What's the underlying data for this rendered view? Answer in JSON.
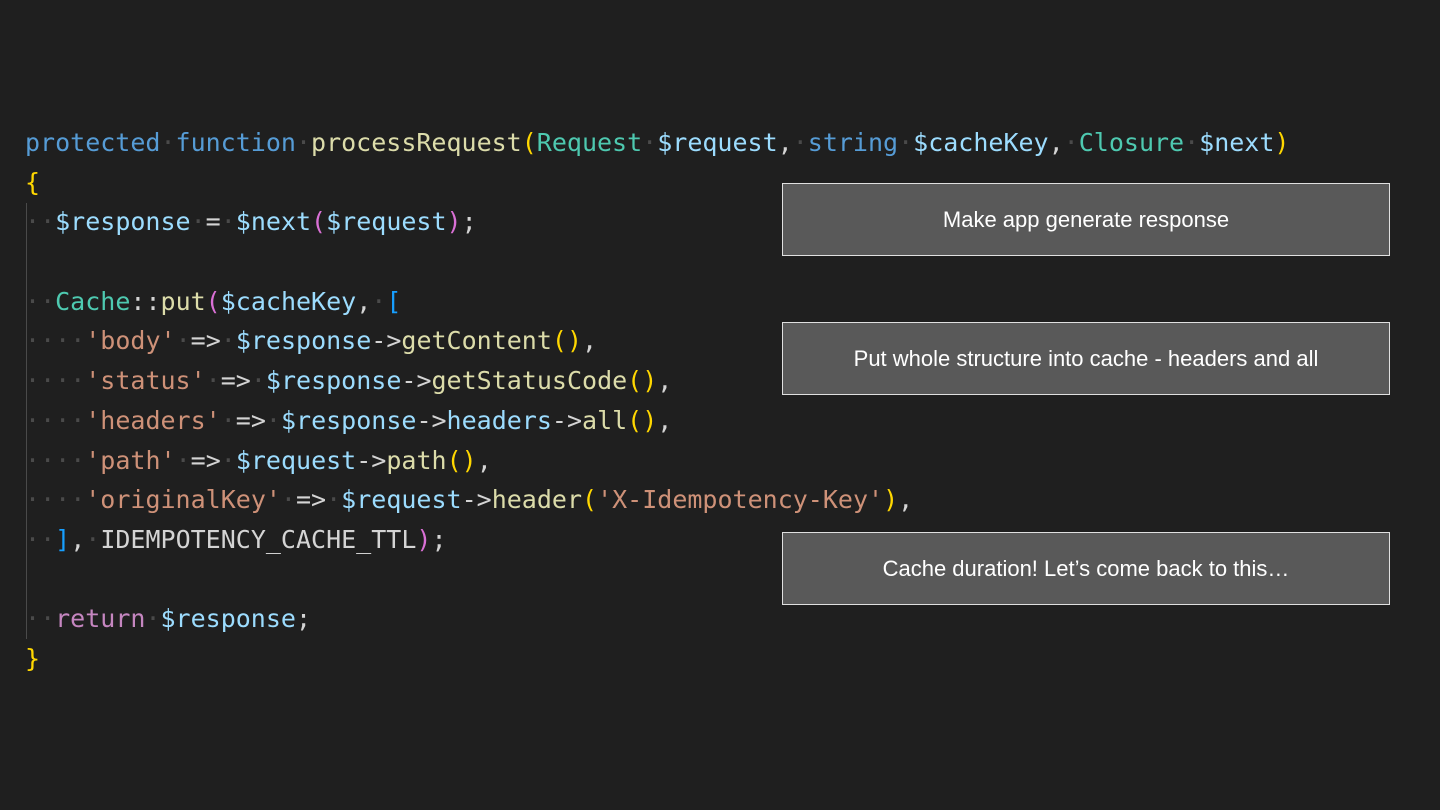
{
  "code": {
    "language": "php",
    "lines": [
      "protected function processRequest(Request $request, string $cacheKey, Closure $next)",
      "{",
      "  $response = $next($request);",
      "",
      "  Cache::put($cacheKey, [",
      "    'body' => $response->getContent(),",
      "    'status' => $response->getStatusCode(),",
      "    'headers' => $response->headers->all(),",
      "    'path' => $request->path(),",
      "    'originalKey' => $request->header('X-Idempotency-Key'),",
      "  ], IDEMPOTENCY_CACHE_TTL);",
      "",
      "  return $response;",
      "}"
    ]
  },
  "annotations": [
    {
      "text": "Make app generate response"
    },
    {
      "text": "Put whole structure into cache - headers and all"
    },
    {
      "text": "Cache duration! Let’s come back to this…"
    }
  ],
  "colors": {
    "background": "#1f1f1f",
    "annotation_fill": "#595959",
    "annotation_border": "#e0e0e0",
    "keyword": "#569cd6",
    "function": "#dcdcaa",
    "type": "#4ec9b0",
    "variable": "#9cdcfe",
    "string": "#ce9178",
    "bracket_level1": "#ffd700",
    "bracket_level2": "#da70d6",
    "bracket_level3": "#179fff"
  }
}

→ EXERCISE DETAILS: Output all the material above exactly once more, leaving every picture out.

→ OUTPUT OF THE EXERCISE:
What's the underlying data for this rendered view? Answer in JSON.
{
  "code": {
    "language": "php",
    "lines": [
      "protected function processRequest(Request $request, string $cacheKey, Closure $next)",
      "{",
      "  $response = $next($request);",
      "",
      "  Cache::put($cacheKey, [",
      "    'body' => $response->getContent(),",
      "    'status' => $response->getStatusCode(),",
      "    'headers' => $response->headers->all(),",
      "    'path' => $request->path(),",
      "    'originalKey' => $request->header('X-Idempotency-Key'),",
      "  ], IDEMPOTENCY_CACHE_TTL);",
      "",
      "  return $response;",
      "}"
    ]
  },
  "annotations": [
    {
      "text": "Make app generate response"
    },
    {
      "text": "Put whole structure into cache - headers and all"
    },
    {
      "text": "Cache duration! Let’s come back to this…"
    }
  ],
  "colors": {
    "background": "#1f1f1f",
    "annotation_fill": "#595959",
    "annotation_border": "#e0e0e0",
    "keyword": "#569cd6",
    "function": "#dcdcaa",
    "type": "#4ec9b0",
    "variable": "#9cdcfe",
    "string": "#ce9178",
    "bracket_level1": "#ffd700",
    "bracket_level2": "#da70d6",
    "bracket_level3": "#179fff"
  }
}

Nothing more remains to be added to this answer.